### TASK DIRECTIONS
Give only the number of lines in these records that contain the word "time".

(Records from a collection)
============================================================

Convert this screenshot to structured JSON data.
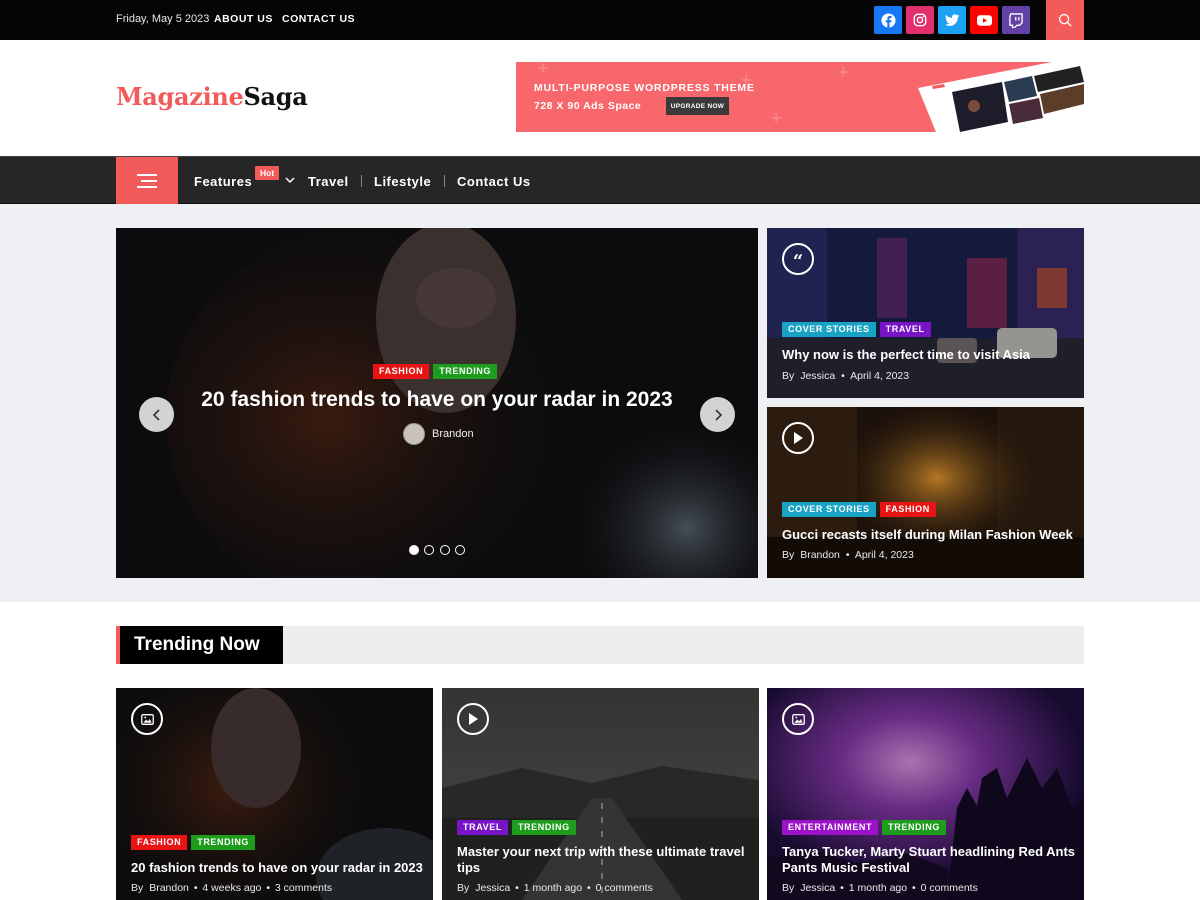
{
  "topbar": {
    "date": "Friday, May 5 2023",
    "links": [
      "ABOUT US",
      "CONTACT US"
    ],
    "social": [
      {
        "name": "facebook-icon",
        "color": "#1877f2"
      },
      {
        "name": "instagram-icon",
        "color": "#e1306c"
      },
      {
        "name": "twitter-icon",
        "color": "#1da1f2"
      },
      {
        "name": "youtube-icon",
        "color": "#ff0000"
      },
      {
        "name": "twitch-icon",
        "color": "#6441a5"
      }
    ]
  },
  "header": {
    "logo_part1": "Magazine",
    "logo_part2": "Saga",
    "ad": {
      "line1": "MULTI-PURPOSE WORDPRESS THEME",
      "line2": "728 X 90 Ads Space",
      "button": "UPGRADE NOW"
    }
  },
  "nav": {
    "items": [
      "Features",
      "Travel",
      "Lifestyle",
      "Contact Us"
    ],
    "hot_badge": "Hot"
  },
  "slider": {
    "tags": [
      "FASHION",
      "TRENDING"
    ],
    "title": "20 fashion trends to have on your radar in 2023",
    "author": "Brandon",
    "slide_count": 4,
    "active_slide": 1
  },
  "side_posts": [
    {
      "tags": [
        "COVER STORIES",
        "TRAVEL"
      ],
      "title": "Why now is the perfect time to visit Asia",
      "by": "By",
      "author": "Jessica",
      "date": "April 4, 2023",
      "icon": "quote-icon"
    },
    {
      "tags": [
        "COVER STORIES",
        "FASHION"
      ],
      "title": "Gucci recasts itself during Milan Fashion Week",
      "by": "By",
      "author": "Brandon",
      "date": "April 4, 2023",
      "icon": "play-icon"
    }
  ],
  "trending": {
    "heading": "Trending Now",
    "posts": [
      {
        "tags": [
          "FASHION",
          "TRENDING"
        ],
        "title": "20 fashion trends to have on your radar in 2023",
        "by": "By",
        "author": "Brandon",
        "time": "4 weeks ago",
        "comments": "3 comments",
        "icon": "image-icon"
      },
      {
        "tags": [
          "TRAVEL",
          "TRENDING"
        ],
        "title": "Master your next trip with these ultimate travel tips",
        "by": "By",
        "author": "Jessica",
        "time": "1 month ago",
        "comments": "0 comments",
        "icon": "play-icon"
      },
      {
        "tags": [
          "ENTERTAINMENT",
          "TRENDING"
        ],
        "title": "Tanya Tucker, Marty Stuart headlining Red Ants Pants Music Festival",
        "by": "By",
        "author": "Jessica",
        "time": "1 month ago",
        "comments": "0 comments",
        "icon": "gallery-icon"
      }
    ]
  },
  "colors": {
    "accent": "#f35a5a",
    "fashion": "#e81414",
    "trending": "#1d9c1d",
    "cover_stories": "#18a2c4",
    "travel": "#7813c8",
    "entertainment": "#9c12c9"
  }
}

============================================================

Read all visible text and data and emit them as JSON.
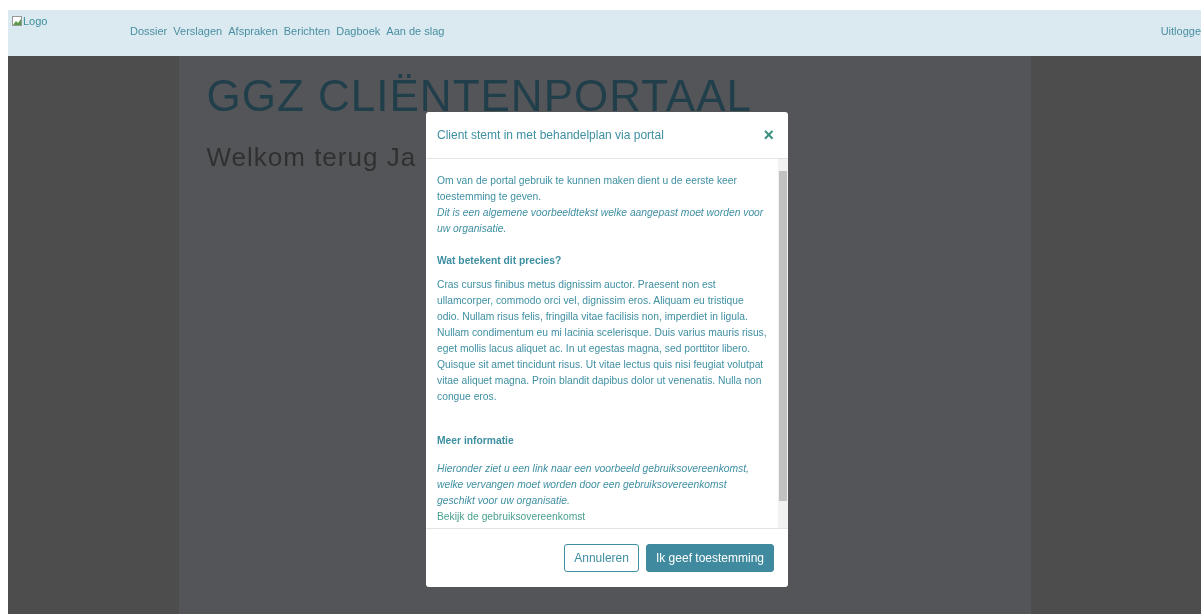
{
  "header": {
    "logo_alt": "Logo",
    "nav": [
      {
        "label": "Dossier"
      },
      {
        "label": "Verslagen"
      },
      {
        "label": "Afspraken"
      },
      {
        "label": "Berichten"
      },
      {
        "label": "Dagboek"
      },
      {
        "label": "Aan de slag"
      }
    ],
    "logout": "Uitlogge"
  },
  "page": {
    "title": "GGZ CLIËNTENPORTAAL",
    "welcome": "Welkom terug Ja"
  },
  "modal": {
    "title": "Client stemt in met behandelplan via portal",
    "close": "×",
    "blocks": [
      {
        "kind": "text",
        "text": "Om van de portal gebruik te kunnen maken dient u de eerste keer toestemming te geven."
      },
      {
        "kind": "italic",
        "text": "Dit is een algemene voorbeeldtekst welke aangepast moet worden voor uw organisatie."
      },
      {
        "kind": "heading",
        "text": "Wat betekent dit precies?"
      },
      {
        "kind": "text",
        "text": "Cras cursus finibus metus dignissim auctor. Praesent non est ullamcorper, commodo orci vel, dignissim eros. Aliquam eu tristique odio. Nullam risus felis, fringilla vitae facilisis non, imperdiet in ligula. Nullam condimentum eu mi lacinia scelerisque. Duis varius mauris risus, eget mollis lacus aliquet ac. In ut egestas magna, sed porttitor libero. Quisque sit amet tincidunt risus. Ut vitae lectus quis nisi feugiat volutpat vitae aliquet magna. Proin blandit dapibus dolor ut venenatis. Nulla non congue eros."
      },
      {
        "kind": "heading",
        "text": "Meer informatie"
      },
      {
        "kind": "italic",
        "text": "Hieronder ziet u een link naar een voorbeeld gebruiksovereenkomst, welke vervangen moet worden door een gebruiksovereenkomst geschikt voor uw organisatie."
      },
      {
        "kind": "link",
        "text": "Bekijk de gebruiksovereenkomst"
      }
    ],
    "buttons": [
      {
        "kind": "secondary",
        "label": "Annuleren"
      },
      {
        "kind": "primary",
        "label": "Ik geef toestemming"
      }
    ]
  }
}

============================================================

### RESPONSE TO THIS TASK
4